(EXERCISE INSTRUCTIONS) Gather the lines below that include the string "delivery", copying each in full.

(MATERIAL FOR THIS TASK)
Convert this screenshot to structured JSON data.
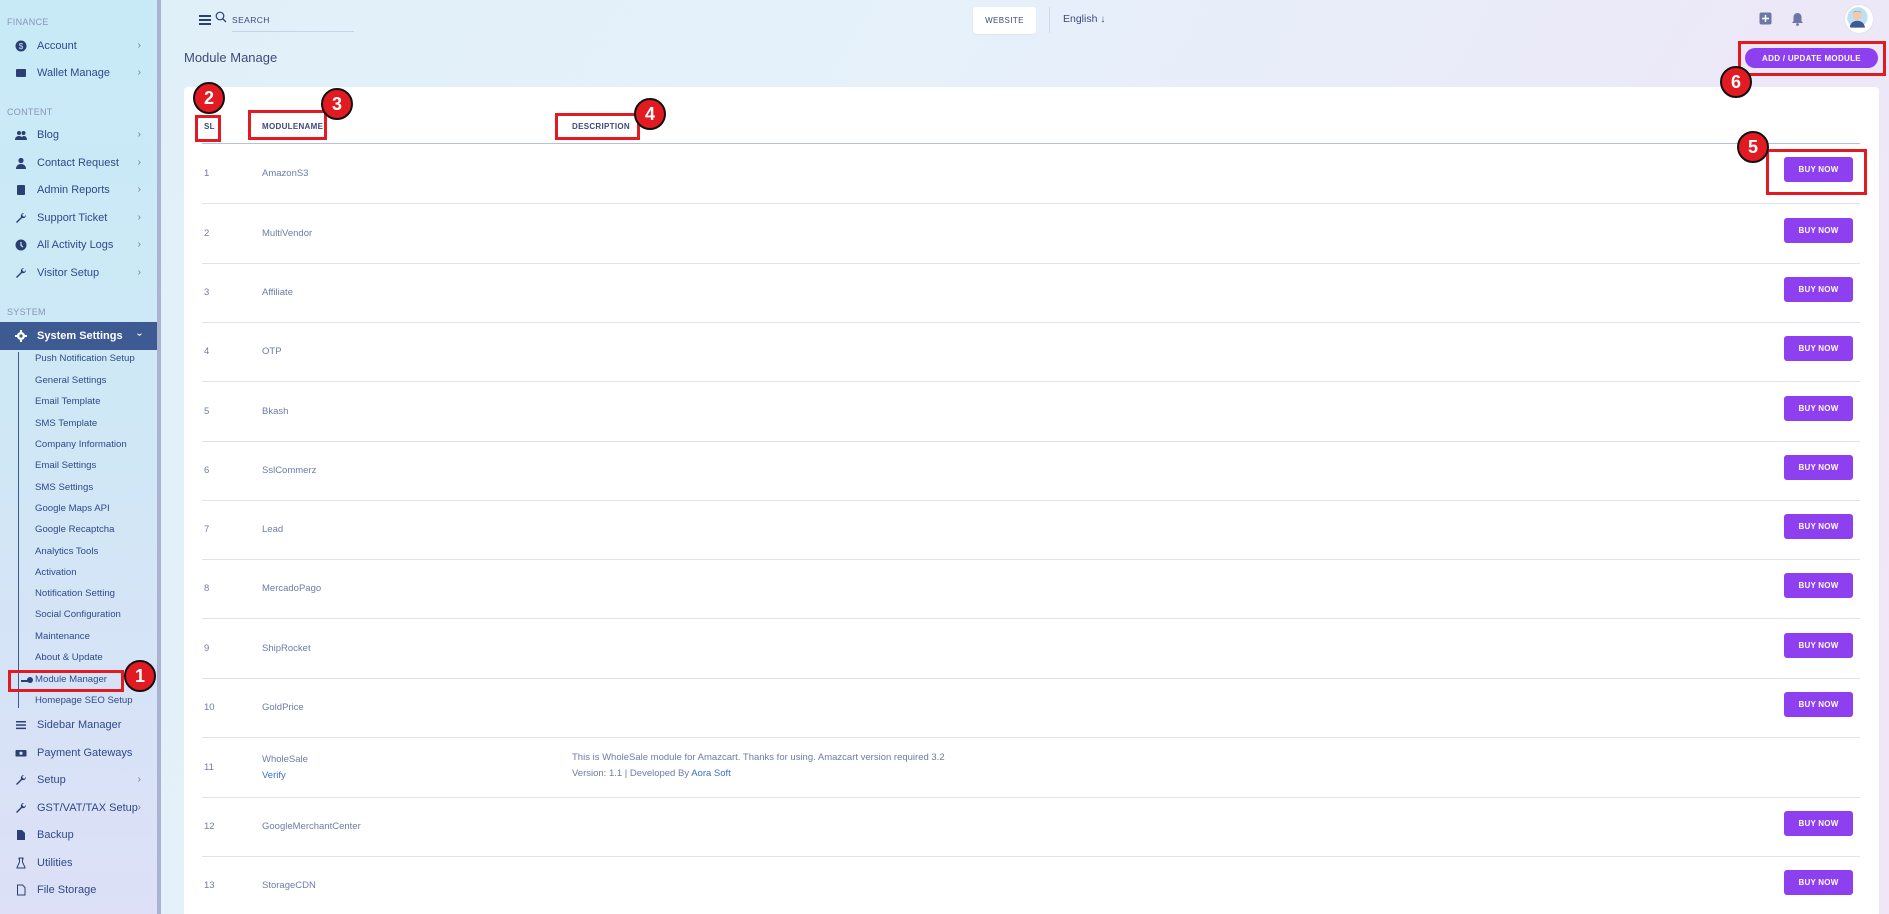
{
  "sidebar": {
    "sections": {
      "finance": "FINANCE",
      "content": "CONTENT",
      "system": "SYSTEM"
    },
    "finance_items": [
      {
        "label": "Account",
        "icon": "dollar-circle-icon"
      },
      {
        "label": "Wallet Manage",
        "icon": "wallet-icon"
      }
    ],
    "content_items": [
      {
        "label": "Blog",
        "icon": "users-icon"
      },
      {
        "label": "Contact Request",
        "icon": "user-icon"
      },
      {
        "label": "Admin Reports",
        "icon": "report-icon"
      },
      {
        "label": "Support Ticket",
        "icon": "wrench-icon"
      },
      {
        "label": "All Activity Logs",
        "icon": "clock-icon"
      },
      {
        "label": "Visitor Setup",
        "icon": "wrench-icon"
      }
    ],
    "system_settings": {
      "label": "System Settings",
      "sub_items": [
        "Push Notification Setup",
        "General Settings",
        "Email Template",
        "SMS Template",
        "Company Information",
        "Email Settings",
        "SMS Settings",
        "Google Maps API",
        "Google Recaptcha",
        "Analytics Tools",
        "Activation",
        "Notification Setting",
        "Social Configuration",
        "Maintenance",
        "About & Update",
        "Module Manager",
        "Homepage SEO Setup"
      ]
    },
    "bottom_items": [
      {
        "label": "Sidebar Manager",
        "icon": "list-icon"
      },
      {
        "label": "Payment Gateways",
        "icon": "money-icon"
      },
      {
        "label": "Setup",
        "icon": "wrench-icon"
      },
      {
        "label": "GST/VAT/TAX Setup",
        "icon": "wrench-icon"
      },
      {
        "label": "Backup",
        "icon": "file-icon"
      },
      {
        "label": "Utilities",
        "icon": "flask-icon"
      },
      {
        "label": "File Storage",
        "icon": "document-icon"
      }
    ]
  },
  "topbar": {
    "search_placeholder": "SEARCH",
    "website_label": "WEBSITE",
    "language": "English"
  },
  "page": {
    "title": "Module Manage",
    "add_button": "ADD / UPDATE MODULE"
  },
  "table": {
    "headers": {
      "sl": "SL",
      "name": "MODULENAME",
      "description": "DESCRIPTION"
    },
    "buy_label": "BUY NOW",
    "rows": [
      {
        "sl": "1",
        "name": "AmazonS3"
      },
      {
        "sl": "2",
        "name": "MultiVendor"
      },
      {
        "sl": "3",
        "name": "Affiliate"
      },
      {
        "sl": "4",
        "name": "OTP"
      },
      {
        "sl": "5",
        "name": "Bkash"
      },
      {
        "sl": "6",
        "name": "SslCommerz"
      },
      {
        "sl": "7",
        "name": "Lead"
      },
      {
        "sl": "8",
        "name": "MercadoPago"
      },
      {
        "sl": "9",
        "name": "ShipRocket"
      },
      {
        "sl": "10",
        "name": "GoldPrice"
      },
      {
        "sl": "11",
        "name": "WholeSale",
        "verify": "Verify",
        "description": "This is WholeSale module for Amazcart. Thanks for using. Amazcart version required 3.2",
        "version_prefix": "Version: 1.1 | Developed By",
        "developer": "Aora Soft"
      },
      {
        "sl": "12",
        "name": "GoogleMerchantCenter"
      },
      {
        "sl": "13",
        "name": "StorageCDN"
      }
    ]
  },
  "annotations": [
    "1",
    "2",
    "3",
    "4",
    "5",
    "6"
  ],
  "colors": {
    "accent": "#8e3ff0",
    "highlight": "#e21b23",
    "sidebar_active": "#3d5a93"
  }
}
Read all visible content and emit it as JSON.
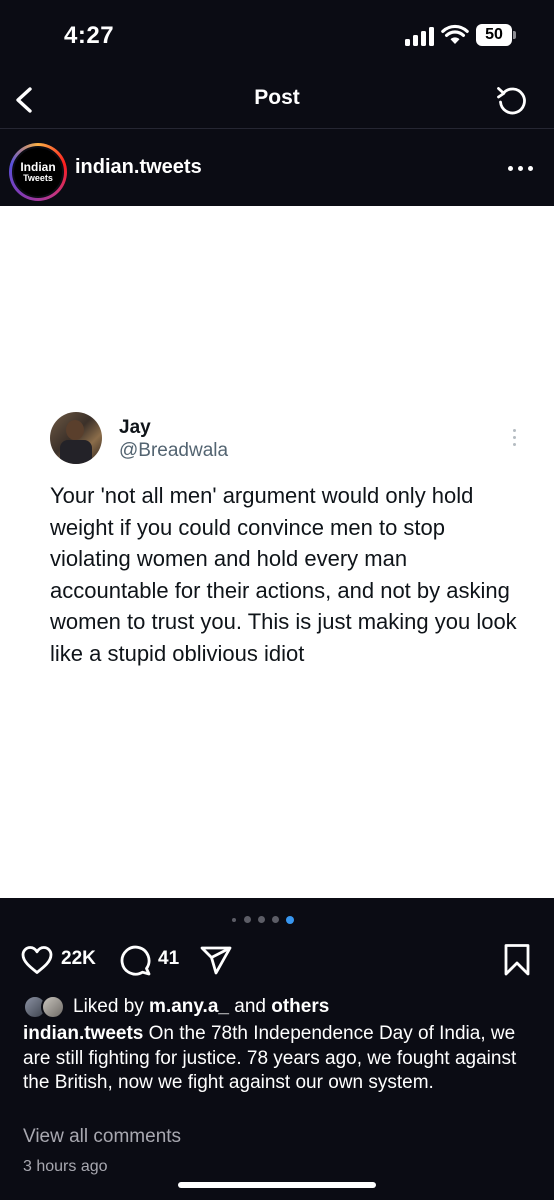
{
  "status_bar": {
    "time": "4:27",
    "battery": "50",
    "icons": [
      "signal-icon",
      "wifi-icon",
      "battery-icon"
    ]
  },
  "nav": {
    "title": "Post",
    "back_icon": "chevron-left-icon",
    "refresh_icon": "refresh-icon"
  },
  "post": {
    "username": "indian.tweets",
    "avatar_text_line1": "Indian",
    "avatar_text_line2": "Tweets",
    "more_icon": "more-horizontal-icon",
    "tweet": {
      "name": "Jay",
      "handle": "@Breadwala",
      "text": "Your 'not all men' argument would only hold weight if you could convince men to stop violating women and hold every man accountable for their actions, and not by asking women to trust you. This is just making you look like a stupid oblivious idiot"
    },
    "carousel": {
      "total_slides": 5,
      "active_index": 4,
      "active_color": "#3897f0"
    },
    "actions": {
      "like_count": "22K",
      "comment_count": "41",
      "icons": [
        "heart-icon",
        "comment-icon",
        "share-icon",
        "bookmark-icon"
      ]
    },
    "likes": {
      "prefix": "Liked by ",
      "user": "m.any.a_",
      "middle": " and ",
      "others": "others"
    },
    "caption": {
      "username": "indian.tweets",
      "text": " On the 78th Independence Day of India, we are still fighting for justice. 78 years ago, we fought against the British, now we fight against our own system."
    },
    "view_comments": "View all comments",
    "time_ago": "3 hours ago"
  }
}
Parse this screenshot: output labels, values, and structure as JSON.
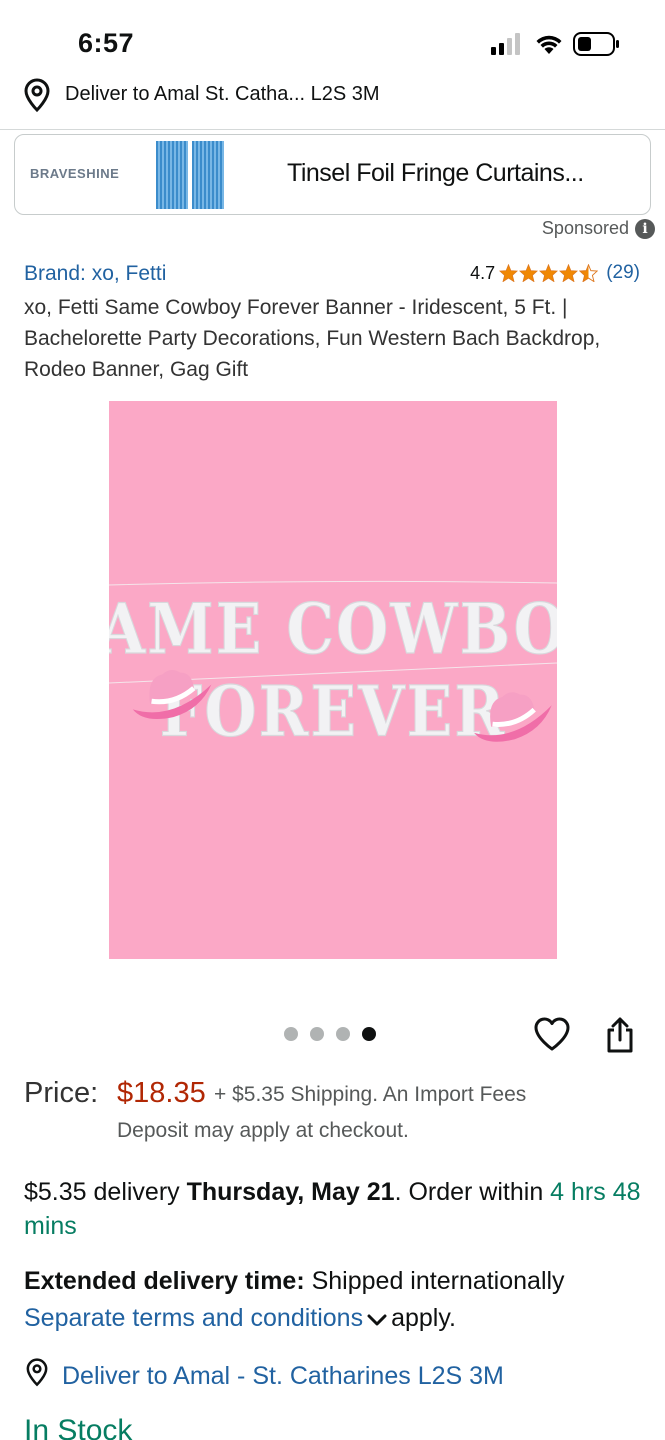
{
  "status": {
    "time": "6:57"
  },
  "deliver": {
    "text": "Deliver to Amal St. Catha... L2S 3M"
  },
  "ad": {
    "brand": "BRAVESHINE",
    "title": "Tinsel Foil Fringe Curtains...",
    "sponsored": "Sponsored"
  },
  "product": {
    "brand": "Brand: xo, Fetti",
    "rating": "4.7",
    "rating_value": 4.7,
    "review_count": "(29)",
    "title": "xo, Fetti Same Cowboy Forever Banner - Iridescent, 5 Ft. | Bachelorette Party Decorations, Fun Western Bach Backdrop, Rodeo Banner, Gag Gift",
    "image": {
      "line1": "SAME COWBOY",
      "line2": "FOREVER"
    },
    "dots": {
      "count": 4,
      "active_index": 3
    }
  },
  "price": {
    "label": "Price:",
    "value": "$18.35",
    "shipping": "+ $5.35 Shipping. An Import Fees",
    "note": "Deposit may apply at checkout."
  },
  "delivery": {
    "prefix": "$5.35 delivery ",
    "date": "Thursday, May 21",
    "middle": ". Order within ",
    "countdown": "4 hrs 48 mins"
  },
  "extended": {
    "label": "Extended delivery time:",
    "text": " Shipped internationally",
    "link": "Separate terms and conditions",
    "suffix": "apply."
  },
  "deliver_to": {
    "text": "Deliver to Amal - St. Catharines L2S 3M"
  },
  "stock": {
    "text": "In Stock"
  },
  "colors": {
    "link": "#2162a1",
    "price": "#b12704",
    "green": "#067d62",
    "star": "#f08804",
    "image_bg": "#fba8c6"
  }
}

(EXERCISE RESULT)
  "delivery": {
    "prefix": "$5.35 delivery ",
    "label": "Extended delivery time:",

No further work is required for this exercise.